The only person in my life who gets even worse gifts than a fruit-molded orangutan and an E-card is my husband, G. The man doesn’t eat fruit, which surely suggests a psychosis, like carrying a copy of Catcher In The Rye in your dash. Plus I would never consent to paying a delivery fee to my own home unless it’s for Thai food.
He didn’t always get terrible gifts. I really blew it out of the water the one birthday we celebrated before we quickly became married. I barely knew him then so it’s not as though my gifts were filled with shared history and nuanced with inside jokes and references only we would know. They were bolstered by money. Because I had some then. The one great advantage to having a job beyond health benefits, interesting adult interaction, and a reason to wear a bra, is that I had my own money with which to buy gifts. Now that I’ve stopped collecting wages, my only contribution to our joint account comes in the form of ritualistic chants to the Heavens to metaphysically replenish the account. Adding to the discomfort of using what is technically his money to buy his gift is this beastly iphone app that infringes on my civil shopping liberties by alerting him to each transaction in real time. I’ve barely cleared the threshold of the store when the text missile is in the water: What did you buy from the outlet mall?
This year’s birthday, which occurred on Sunday, should have been the simplest one yet since G told me – in no uncertain terms and in front of neutral witnesses – I needn’t bother getting him a gift since he wanted to buy himself a set of golf clubs. Well, slap me on the wrist and call me a rule follower! I, the lucky worm, took that as my chance to wriggle off the hook and high-kick all over town with my good fortune.
Until I spoke to my mother.
She lowered her voice in that foreboding maternal whisper, heavy with the wisdom of 40 years of marital quagmires, and told me that it would be unconscionable to give him nothing for his birthday. When her voice assumed that ‘you cannot move back home with three children when he throws you out’ tone, I grudgingly unfurled the worn piece of paper containing the items G had discussed longingly over the last year
Membership at the private golf club, a sailboat, a herd of Alpacas, tickets to the Kentucky Derby, and a Christmas Tree Farm.
I reminded my mother that I would need a government bailout the likes of the one AIG received to purchase any of these items as a few grocery store cash back skims off the checking account wouldn’t suffice. Undeterred she suggested buying a ‘teaser’ gift to compliment the bigger item that he could buy on his own.
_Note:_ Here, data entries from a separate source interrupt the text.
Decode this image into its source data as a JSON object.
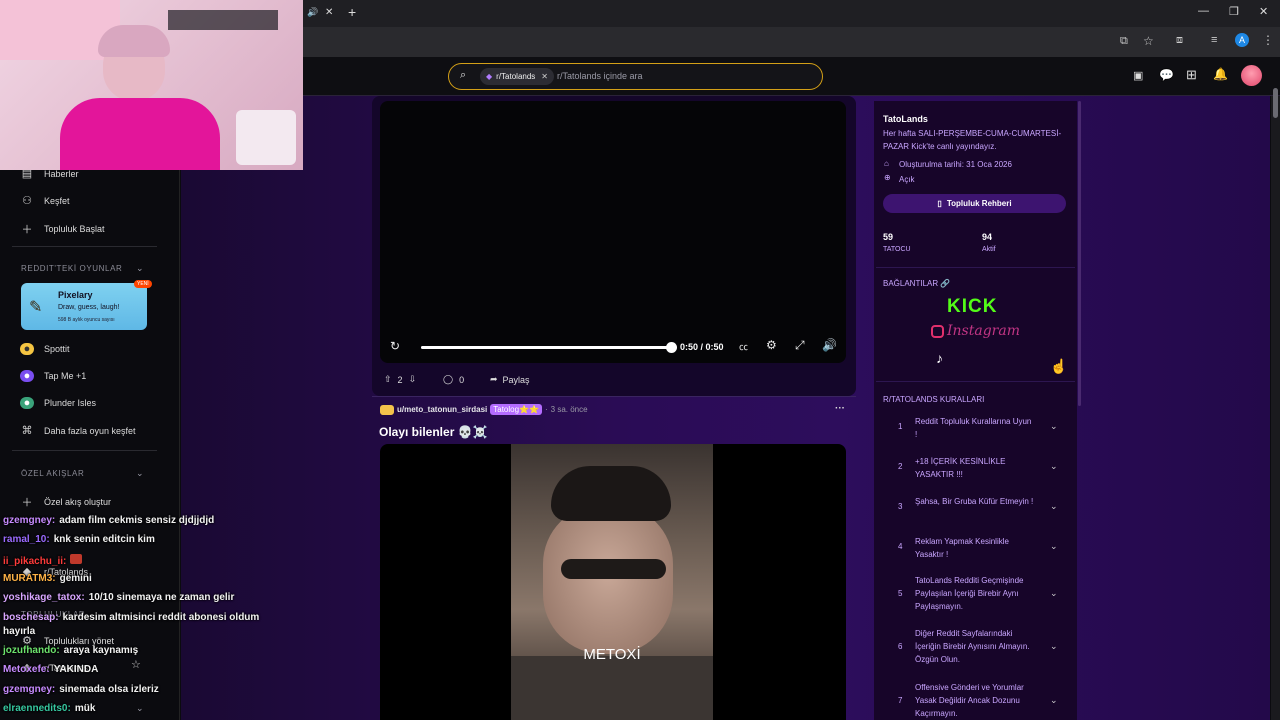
{
  "browser": {
    "tab_sound_icon": "speaker-icon",
    "tab_close": "✕",
    "new_tab": "+",
    "profile_initial": "A"
  },
  "search": {
    "chip": "r/Tatolands",
    "placeholder": "r/Tatolands içinde ara"
  },
  "leftnav": {
    "items_top": [
      {
        "label": "Haberler",
        "icon": "news-icon"
      },
      {
        "label": "Keşfet",
        "icon": "explore-icon"
      },
      {
        "label": "Topluluk Başlat",
        "icon": "plus-icon"
      }
    ],
    "games_header": "REDDIT'TEKİ OYUNLAR",
    "featured_game": {
      "title": "Pixelary",
      "subtitle": "Draw, guess, laugh!",
      "meta": "598 B aylık oyuncu sayısı",
      "badge": "YENİ"
    },
    "games": [
      "Spottit",
      "Tap Me +1",
      "Plunder Isles"
    ],
    "more_games": "Daha fazla oyun keşfet",
    "feeds_header": "ÖZEL AKIŞLAR",
    "create_feed": "Özel akış oluştur",
    "recent_community": "r/Tatolands",
    "communities_header": "TOPLULUKLAR",
    "manage_communities": "Toplulukları yönet",
    "community": "r/Tatolands"
  },
  "chat": [
    {
      "user": "gzemgney:",
      "color": "#c78bff",
      "msg": "adam film cekmis sensiz djdjjdjd"
    },
    {
      "user": "ramal_10:",
      "color": "#9b6bff",
      "msg": "knk senin editcin kim"
    },
    {
      "user": "ii_pikachu_ii:",
      "color": "#ff3b3b",
      "msg": ""
    },
    {
      "user": "MURATM3:",
      "color": "#ffb347",
      "msg": "gemini"
    },
    {
      "user": "yoshikage_tatox:",
      "color": "#d8a6ff",
      "msg": "10/10 sinemaya ne zaman gelir"
    },
    {
      "user": "boschesap:",
      "color": "#d8a6ff",
      "msg": "kardesim altmisinci reddit abonesi oldum"
    },
    {
      "user": "",
      "color": "#ffffff",
      "msg": "hayırla"
    },
    {
      "user": "jozufhando:",
      "color": "#6de36d",
      "msg": "araya kaynamış"
    },
    {
      "user": "Metoxefe:",
      "color": "#c78bff",
      "msg": "YAKINDA"
    },
    {
      "user": "gzemgney:",
      "color": "#c78bff",
      "msg": "sinemada olsa izleriz"
    },
    {
      "user": "elraennedits0:",
      "color": "#36c7a0",
      "msg": "mük"
    }
  ],
  "video1": {
    "time": "0:50 / 0:50",
    "progress": 1.0,
    "votes": "2",
    "comments": "0",
    "share": "Paylaş"
  },
  "post2": {
    "author": "u/meto_tatonun_sirdasi",
    "flair": "Tatolog⭐⭐",
    "time": "3 sa. önce",
    "more": "···",
    "title": "Olayı bilenler 💀☠️",
    "caption": "METOXİ"
  },
  "sidebar": {
    "name": "TatoLands",
    "desc": "Her hafta SALI-PERŞEMBE-CUMA-CUMARTESİ-PAZAR Kick'te canlı yayındayız.",
    "created": "Oluşturulma tarihi: 31 Oca 2026",
    "visibility": "Açık",
    "guide_button": "Topluluk Rehberi",
    "members_count": "59",
    "members_label": "TATOCU",
    "active_count": "94",
    "active_label": "Aktif",
    "links_header": "BAĞLANTILAR 🔗",
    "kick": "KICK",
    "instagram": "Instagram",
    "rules_header": "R/TATOLANDS KURALLARI",
    "rules": [
      {
        "num": "1",
        "text": "Reddit Topluluk Kurallarına Uyun !"
      },
      {
        "num": "2",
        "text": "+18 İÇERİK KESİNLİKLE YASAKTIR !!!"
      },
      {
        "num": "3",
        "text": "Şahsa, Bir Gruba Küfür Etmeyin !"
      },
      {
        "num": "4",
        "text": "Reklam Yapmak Kesinlikle Yasaktır !"
      },
      {
        "num": "5",
        "text": "TatoLands Redditi Geçmişinde Paylaşılan İçeriği Birebir Aynı Paylaşmayın."
      },
      {
        "num": "6",
        "text": "Diğer Reddit Sayfalarındaki İçeriğin Birebir Aynısını Almayın. Özgün Olun."
      },
      {
        "num": "7",
        "text": "Offensive Gönderi ve Yorumlar Yasak Değildir Ancak Dozunu Kaçırmayın."
      }
    ]
  }
}
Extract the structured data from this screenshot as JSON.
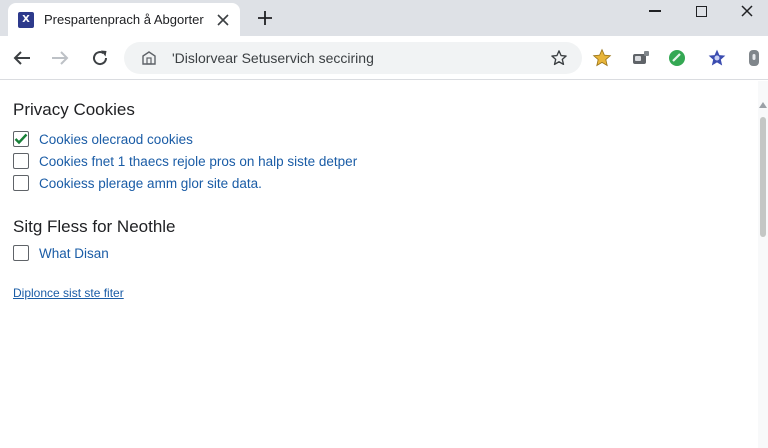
{
  "browser": {
    "tab": {
      "title": "Prespartenprach å Abgorter",
      "favicon_glyph": "X"
    },
    "new_tab_label": "+",
    "address_bar": {
      "url": "'Dislorvear Setuservich secciring"
    }
  },
  "page": {
    "privacy_section": {
      "title": "Privacy Cookies",
      "options": [
        {
          "label": "Cookies olecraod cookies",
          "checked": true
        },
        {
          "label": "Cookies fnet 1 thaecs rejole pros on halp siste detper",
          "checked": false
        },
        {
          "label": "Cookiess plerage amm glor site data.",
          "checked": false
        }
      ]
    },
    "site_section": {
      "title": "Sitg Fless for Neothle",
      "options": [
        {
          "label": "What Disan",
          "checked": false
        }
      ]
    },
    "footer_link": "Diplonce sist ste fiter"
  },
  "colors": {
    "tabstrip_bg": "#dee1e6",
    "link_blue": "#1a5ca6",
    "checkbox_check": "#188038"
  },
  "icons": [
    "x-app-favicon",
    "close-icon",
    "plus-icon",
    "minimize-icon",
    "maximize-icon",
    "window-close-icon",
    "back-arrow-icon",
    "forward-arrow-icon",
    "reload-icon",
    "site-info-icon",
    "star-icon",
    "extension-star-icon",
    "extension-camera-icon",
    "extension-green-icon",
    "extension-blue-star-icon",
    "extension-lock-icon"
  ]
}
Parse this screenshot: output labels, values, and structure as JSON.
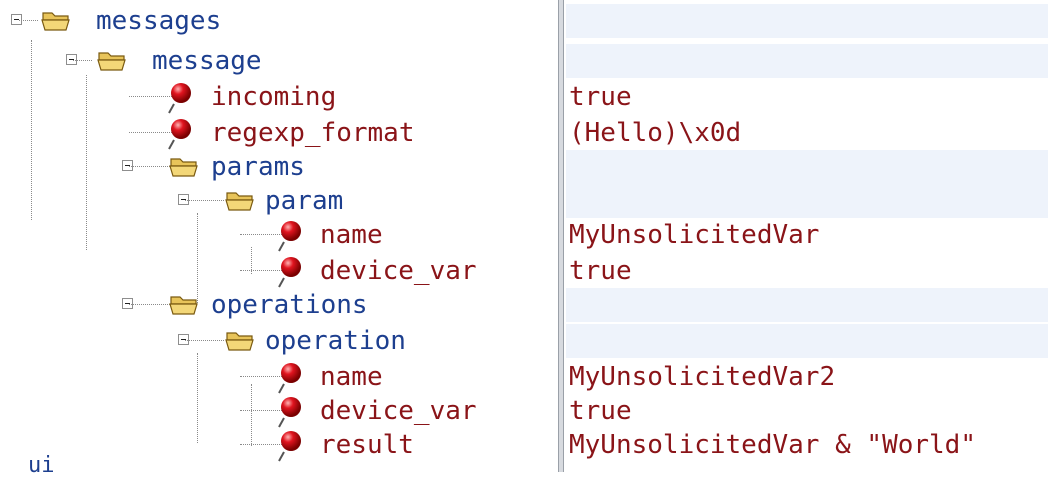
{
  "tree": {
    "nodes": [
      {
        "type": "folder",
        "label": "messages"
      },
      {
        "type": "folder",
        "label": "message"
      },
      {
        "type": "leaf",
        "label": "incoming",
        "value": "true"
      },
      {
        "type": "leaf",
        "label": "regexp_format",
        "value": "(Hello)\\x0d"
      },
      {
        "type": "folder",
        "label": "params"
      },
      {
        "type": "folder",
        "label": "param"
      },
      {
        "type": "leaf",
        "label": "name",
        "value": "MyUnsolicitedVar"
      },
      {
        "type": "leaf",
        "label": "device_var",
        "value": "true"
      },
      {
        "type": "folder",
        "label": "operations"
      },
      {
        "type": "folder",
        "label": "operation"
      },
      {
        "type": "leaf",
        "label": "name",
        "value": "MyUnsolicitedVar2"
      },
      {
        "type": "leaf",
        "label": "device_var",
        "value": "true"
      },
      {
        "type": "leaf",
        "label": "result",
        "value": "MyUnsolicitedVar & \"World\""
      }
    ],
    "bottom_label": "ui"
  },
  "colors": {
    "folder_text": "#1d3f8f",
    "leaf_text": "#8a1418",
    "value_bg_folder": "#eef3fb",
    "bullet": "#e0141f",
    "folder_icon": "#f3d778"
  },
  "icons": {
    "folder": "folder-open-icon",
    "leaf": "red-bullet-icon",
    "toggle": "collapse-minus-icon"
  }
}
If I interpreted the strategy correctly, I should buy him a shovel with which he could hoist the pounds of hypothetical shit left upon his imagined fields by his theoretical herd of Alpacas. Or I could buy him, say, a pack of golf balls to outfit the club membership. Considering, though, that I won’t consent to joining a golf club before undertaking a kitchen remodel, it felt disingenuous to herald a gift that may not arrive till he is regularly getting colonoscopies and addressing his dentist as ‘kid.’
Because a floppy hat (Derby)or a Santa suit (Christmas Tree farm) also seemed undesirable, I settled on the only thing I could approximate from his list of things Warren Buffet buys on a Tuesday: a sailboat ride. If I couldn’t buy him a sailboat, I could settle for a tour on someone else’s sailboat. He is tentatively reserved, due to unfavorable weather, to take his nautical jaunt this week.
If my alert reminds me to call in the confirmation.
(Are you good at buying gifts? Is your partner hard to buy for?)